(Stored data)
───
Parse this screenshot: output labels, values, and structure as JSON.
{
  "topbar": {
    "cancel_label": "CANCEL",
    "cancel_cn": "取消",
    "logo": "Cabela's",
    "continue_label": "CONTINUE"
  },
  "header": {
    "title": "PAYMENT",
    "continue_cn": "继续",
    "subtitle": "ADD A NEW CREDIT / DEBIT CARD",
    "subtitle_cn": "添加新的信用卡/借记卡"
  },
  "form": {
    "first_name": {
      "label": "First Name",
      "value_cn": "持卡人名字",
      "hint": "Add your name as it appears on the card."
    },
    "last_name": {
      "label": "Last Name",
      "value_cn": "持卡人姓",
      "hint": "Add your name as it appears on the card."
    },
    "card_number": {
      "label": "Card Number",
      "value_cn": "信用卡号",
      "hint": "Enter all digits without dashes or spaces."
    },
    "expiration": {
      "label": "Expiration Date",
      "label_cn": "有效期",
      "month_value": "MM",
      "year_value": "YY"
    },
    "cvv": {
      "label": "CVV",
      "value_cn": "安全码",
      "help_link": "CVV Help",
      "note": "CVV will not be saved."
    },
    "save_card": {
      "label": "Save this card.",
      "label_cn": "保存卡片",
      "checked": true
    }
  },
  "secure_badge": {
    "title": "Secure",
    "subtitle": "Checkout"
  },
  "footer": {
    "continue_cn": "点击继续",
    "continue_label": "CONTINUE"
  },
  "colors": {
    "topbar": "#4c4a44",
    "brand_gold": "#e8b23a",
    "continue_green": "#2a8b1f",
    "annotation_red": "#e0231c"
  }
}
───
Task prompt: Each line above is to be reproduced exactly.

Task output:
Parse this screenshot: output labels, values, and structure as JSON.
{
  "topbar": {
    "cancel_label": "CANCEL",
    "cancel_cn": "取消",
    "logo": "Cabela's",
    "continue_label": "CONTINUE"
  },
  "header": {
    "title": "PAYMENT",
    "continue_cn": "继续",
    "subtitle": "ADD A NEW CREDIT / DEBIT CARD",
    "subtitle_cn": "添加新的信用卡/借记卡"
  },
  "form": {
    "first_name": {
      "label": "First Name",
      "value_cn": "持卡人名字",
      "hint": "Add your name as it appears on the card."
    },
    "last_name": {
      "label": "Last Name",
      "value_cn": "持卡人姓",
      "hint": "Add your name as it appears on the card."
    },
    "card_number": {
      "label": "Card Number",
      "value_cn": "信用卡号",
      "hint": "Enter all digits without dashes or spaces."
    },
    "expiration": {
      "label": "Expiration Date",
      "label_cn": "有效期",
      "month_value": "MM",
      "year_value": "YY"
    },
    "cvv": {
      "label": "CVV",
      "value_cn": "安全码",
      "help_link": "CVV Help",
      "note": "CVV will not be saved."
    },
    "save_card": {
      "label": "Save this card.",
      "label_cn": "保存卡片",
      "checked": true
    }
  },
  "secure_badge": {
    "title": "Secure",
    "subtitle": "Checkout"
  },
  "footer": {
    "continue_cn": "点击继续",
    "continue_label": "CONTINUE"
  },
  "colors": {
    "topbar": "#4c4a44",
    "brand_gold": "#e8b23a",
    "continue_green": "#2a8b1f",
    "annotation_red": "#e0231c"
  }
}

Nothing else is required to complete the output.